More bad news for those of you who have been bitten by deer ticks. Is there no wonder that treatment only for Lyme may not result in reduction of infection? Is there no wonder why chronic “Lyme’s” is so common?
Why doesn’t the medical community recognize this? Is it no wonder that Lyme’s sufferers frequently pursue alternative medicine that in many cases offers positive results?
Does anyone question why Obamacare and Medicare don’t recognize these alternative treatments despite their results?
The date is 2015 and it is about time that the medical community caught up with the times.
A Lyme Co-infection That Causes Cancer-Like Cells
by Jenna Seaver Posted on February 4, 2015
Theileria microti is a human disease caused by a microscopic parasite very similar to Babsia microti, a common co-infection of Lyme disease, so similar that the classification has been debated amongst scientists for over fifty years.
Not surprisingly, T. microti is transmitted by deer ticks. What IS surprising is that it has not been mentioned as a possible co-infection of Lyme disease even though it can be fatal if it is not diagnosed.
It is a parasitic blood-borne piroplasm and was previously in the taxonomic genus Babesia, as Babesia microti, until the last decade when ribosomal RNA comparisons placed it in the sister genus Theileria. However, in 2012, after the Babesia microti genome was sequenced, it was discovered that Theileria microti does not belong to the either of the established genera – Babesia or Theleria – but instead belongs to a separate genus. Another mystery bug!!
Theleria microti can be transmitted by blood transfusion as well as a tick bite (just like Babesia), and the mortality rate is estimated to be between 3 and 28%. Most severe cases occur in people over the age of 50 years or those who have spleen dysfunction, cancer, HIV or who are on an immunosuppressive therapy.
The majority of patients experience mild to moderate malaria-like symptoms; however, in severe cases, the disease may be associated with respiratory failure, multi-organ system dysfunction and/or coma.
It has long been known from studying the effects of Theileria in cattle that the parasite infects blood cells and somehow causes a cancer-like cellular growth, but the reasons were not understood until recently.
New research was recently presented by Professor J. Weitzman and Professor S. Medjkane along with 9 other researchers from the Sorbonne along with a veterinarian researcher from the Manouba Veterinary School M. Mhadhbi from Tunisia, three US researchers; two from Beth Israel/Harvard University and J.D.DuBerry from Center for Tropical and Emerging Global Diseases at the University of Georgia.
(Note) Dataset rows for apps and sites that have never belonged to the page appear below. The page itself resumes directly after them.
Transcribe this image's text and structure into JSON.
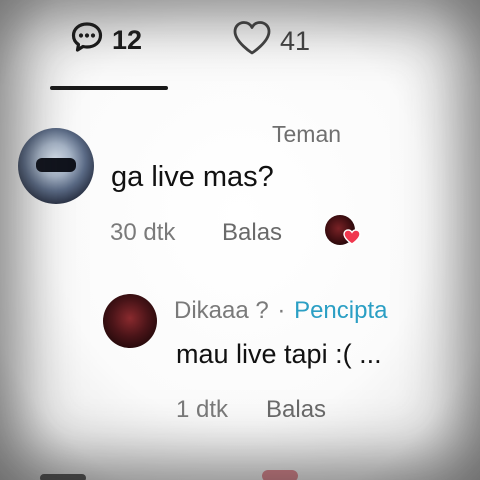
{
  "tabs": {
    "comments_count": "12",
    "likes_count": "41"
  },
  "comment1": {
    "tag": "Teman",
    "text": "ga live mas?",
    "time": "30 dtk",
    "reply": "Balas",
    "creator_liked_icon": "creator-heart-icon"
  },
  "comment2": {
    "author": "Dikaaa ?",
    "separator": "·",
    "badge": "Pencipta",
    "text": "mau live tapi :( ...",
    "time": "1 dtk",
    "reply": "Balas"
  },
  "colors": {
    "creator_badge": "#2b9fc4",
    "heart": "#f0384f"
  }
}
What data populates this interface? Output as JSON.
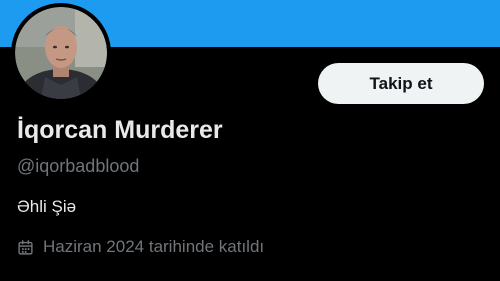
{
  "profile": {
    "display_name": "İqorcan Murderer",
    "handle": "@iqorbadblood",
    "bio": "Əhli Şiə",
    "joined": "Haziran 2024 tarihinde katıldı"
  },
  "actions": {
    "follow_label": "Takip et"
  },
  "icons": {
    "avatar": "profile-photo",
    "joined": "calendar-icon"
  },
  "colors": {
    "banner": "#1d9bf0",
    "background": "#000000",
    "primary_text": "#e7e9ea",
    "secondary_text": "#71767b",
    "follow_button_bg": "#eff3f4",
    "follow_button_text": "#0f1419"
  }
}
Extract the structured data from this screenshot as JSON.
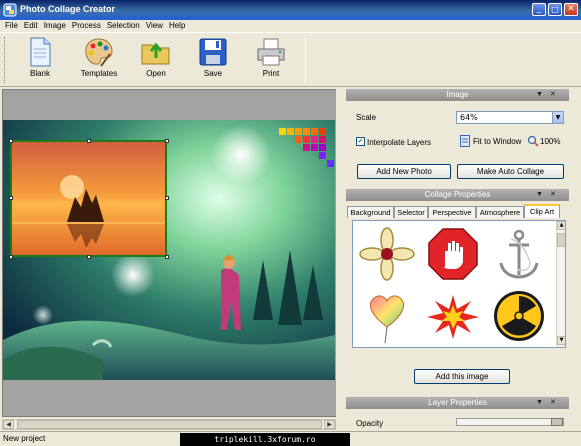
{
  "window": {
    "title": "Photo Collage Creator",
    "controls": {
      "minimize": "_",
      "maximize": "□",
      "close": "✕"
    }
  },
  "menu": [
    "File",
    "Edit",
    "Image",
    "Process",
    "Selection",
    "View",
    "Help"
  ],
  "toolbar": {
    "buttons": [
      {
        "label": "Blank",
        "icon": "blank-page-icon"
      },
      {
        "label": "Templates",
        "icon": "palette-icon"
      },
      {
        "label": "Open",
        "icon": "open-folder-icon"
      },
      {
        "label": "Save",
        "icon": "floppy-disk-icon"
      },
      {
        "label": "Print",
        "icon": "printer-icon"
      }
    ]
  },
  "image_panel": {
    "title": "Image",
    "scale_label": "Scale",
    "scale_value": "64%",
    "interpolate_label": "Interpolate Layers",
    "interpolate_checked": true,
    "fit_to_window": "Fit to Window",
    "zoom_100": "100%",
    "add_new_photo": "Add New Photo",
    "make_auto_collage": "Make Auto Collage"
  },
  "collage_panel": {
    "title": "Collage Properties",
    "tabs": [
      "Background",
      "Selector",
      "Perspective",
      "Atmosphere",
      "Clip Art"
    ],
    "active_tab": "Clip Art",
    "clipart_items": [
      "flower-ornament",
      "stop-hand-sign",
      "anchor",
      "heart-balloon",
      "explosion-burst",
      "radiation-symbol"
    ],
    "add_image_button": "Add this image"
  },
  "layer_panel": {
    "title": "Layer Properties",
    "opacity_label": "Opacity"
  },
  "status": {
    "text": "New project",
    "watermark": "triplekill.3xforum.ro"
  },
  "colors": {
    "title_bar": "#0a246a",
    "panel_header": "#9a9a9a",
    "frame_border": "#1d7a1d",
    "canvas_bg": "#a3a3a3"
  }
}
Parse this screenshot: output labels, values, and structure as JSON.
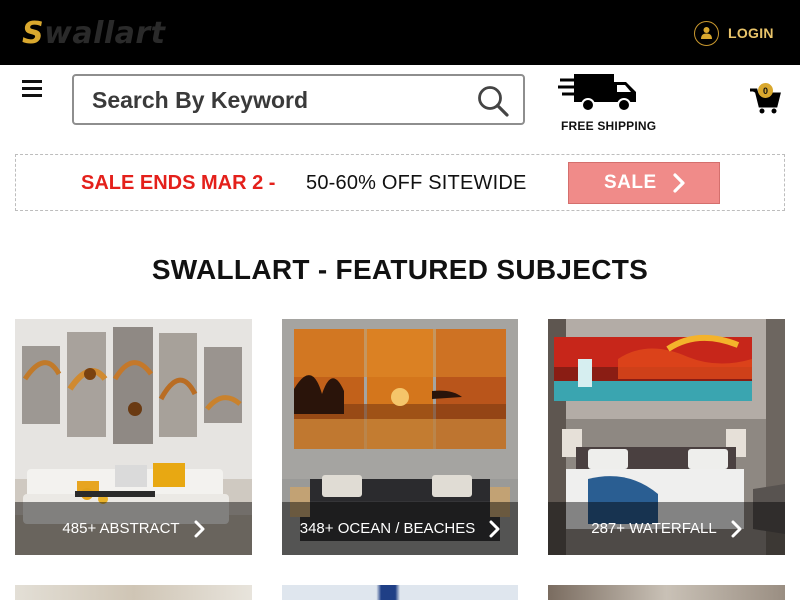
{
  "header": {
    "logo_first": "S",
    "logo_rest": "wallart",
    "login_label": "LOGIN"
  },
  "search": {
    "placeholder": "Search By Keyword"
  },
  "shipping": {
    "label": "FREE SHIPPING"
  },
  "cart": {
    "count": "0"
  },
  "sale": {
    "ends_text": "SALE ENDS MAR 2 -",
    "offer_text": "50-60% OFF SITEWIDE",
    "button_label": "SALE"
  },
  "featured": {
    "title": "SWALLART - FEATURED SUBJECTS",
    "tiles": [
      {
        "label": "485+ ABSTRACT"
      },
      {
        "label": "348+ OCEAN / BEACHES"
      },
      {
        "label": "287+ WATERFALL"
      }
    ]
  },
  "colors": {
    "brand_gold": "#d9a82e",
    "sale_red": "#e4201b",
    "sale_button": "#f08b89",
    "topbar": "#000000"
  },
  "icons": [
    "user-icon",
    "menu-icon",
    "search-icon",
    "truck-icon",
    "cart-icon",
    "chevron-right-icon"
  ]
}
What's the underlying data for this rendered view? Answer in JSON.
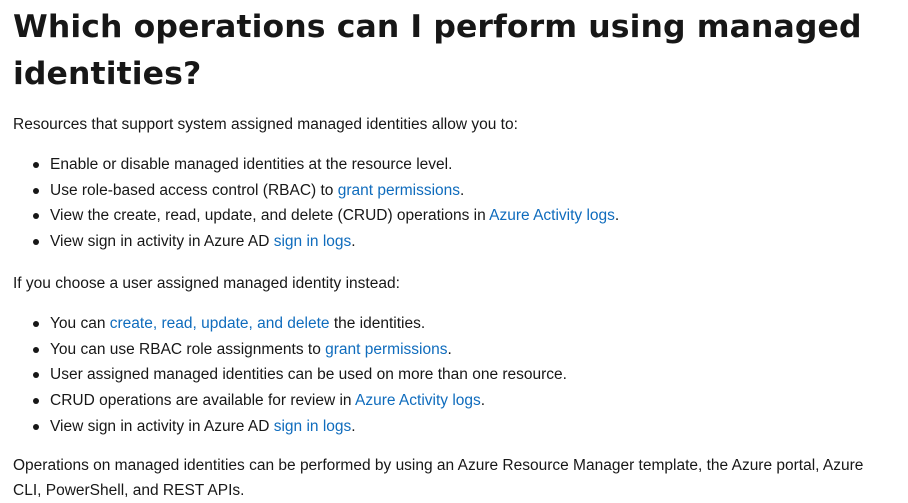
{
  "heading": "Which operations can I perform using managed identities?",
  "intro_system": "Resources that support system assigned managed identities allow you to:",
  "system_items": [
    {
      "before": "Enable or disable managed identities at the resource level.",
      "link": "",
      "after": ""
    },
    {
      "before": "Use role-based access control (RBAC) to ",
      "link": "grant permissions",
      "after": "."
    },
    {
      "before": "View the create, read, update, and delete (CRUD) operations in ",
      "link": "Azure Activity logs",
      "after": "."
    },
    {
      "before": "View sign in activity in Azure AD ",
      "link": "sign in logs",
      "after": "."
    }
  ],
  "intro_user": "If you choose a user assigned managed identity instead:",
  "user_items": [
    {
      "before": "You can ",
      "link": "create, read, update, and delete",
      "after": " the identities."
    },
    {
      "before": "You can use RBAC role assignments to ",
      "link": "grant permissions",
      "after": "."
    },
    {
      "before": "User assigned managed identities can be used on more than one resource.",
      "link": "",
      "after": ""
    },
    {
      "before": "CRUD operations are available for review in ",
      "link": "Azure Activity logs",
      "after": "."
    },
    {
      "before": "View sign in activity in Azure AD ",
      "link": "sign in logs",
      "after": "."
    }
  ],
  "closing": "Operations on managed identities can be performed by using an Azure Resource Manager template, the Azure portal, Azure CLI, PowerShell, and REST APIs.",
  "colors": {
    "text": "#171717",
    "link": "#0f6cbd",
    "background": "#ffffff"
  }
}
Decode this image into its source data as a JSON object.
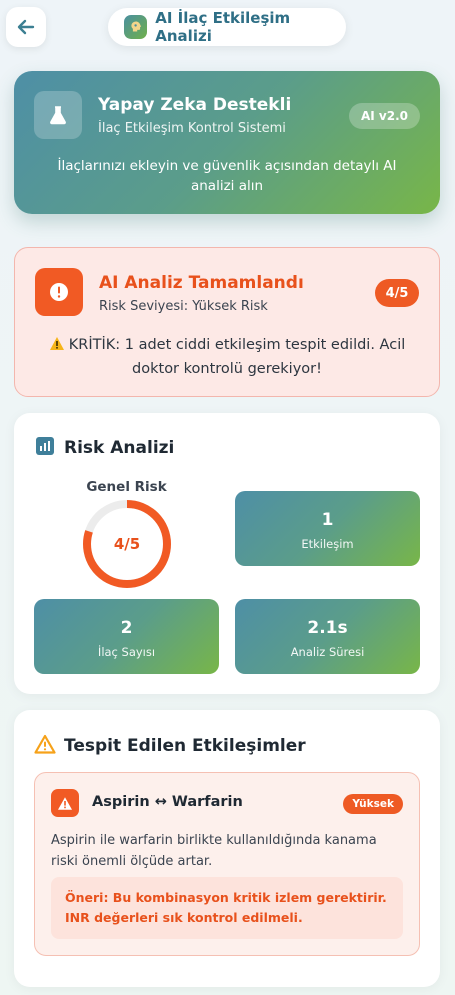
{
  "header": {
    "back_icon": "arrow-left-icon",
    "title": "AI İlaç Etkileşim Analizi",
    "title_icon": "brain-icon"
  },
  "hero": {
    "icon": "flask-icon",
    "title": "Yapay Zeka Destekli",
    "subtitle": "İlaç Etkileşim Kontrol Sistemi",
    "version": "AI v2.0",
    "description": "İlaçlarınızı ekleyin ve güvenlik açısından detaylı AI analizi alın"
  },
  "alert": {
    "icon": "exclamation-circle-icon",
    "title": "AI Analiz Tamamlandı",
    "risk_level": "Risk Seviyesi: Yüksek Risk",
    "score": "4/5",
    "message": "KRİTİK: 1 adet ciddi etkileşim tespit edildi. Acil doktor kontrolü gerekiyor!"
  },
  "risk_analysis": {
    "title": "Risk Analizi",
    "icon": "bar-chart-icon",
    "gauge_title": "Genel Risk",
    "gauge_value": "4/5",
    "gauge_fraction": 0.8,
    "stats": [
      {
        "value": "1",
        "label": "Etkileşim"
      },
      {
        "value": "2",
        "label": "İlaç Sayısı"
      },
      {
        "value": "2.1s",
        "label": "Analiz Süresi"
      }
    ]
  },
  "interactions": {
    "title": "Tespit Edilen Etkileşimler",
    "icon": "warning-triangle-icon",
    "items": [
      {
        "pair": "Aspirin ↔ Warfarin",
        "severity": "Yüksek",
        "description": "Aspirin ile warfarin birlikte kullanıldığında kanama riski önemli ölçüde artar.",
        "recommendation": "Öneri: Bu kombinasyon kritik izlem gerektirir. INR değerleri sık kontrol edilmeli."
      }
    ]
  },
  "colors": {
    "accent_orange": "#f15a24",
    "brand_teal": "#4e8fa6",
    "brand_green": "#78b648"
  }
}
These bright scientists collaborated on a study that was released in the February 2015 issue of Nature magazine regarding this microscopic parasite showing how Theileria actually transforms the cells they invade, and demonstrating the way that these changed cells become cancer-like in their growth.
Worldwide Cancer Research reported on January 25, 2015 that the parasite actually hijacks the cell and transforms it.
“Evidence that Theileria can infect white blood cells%2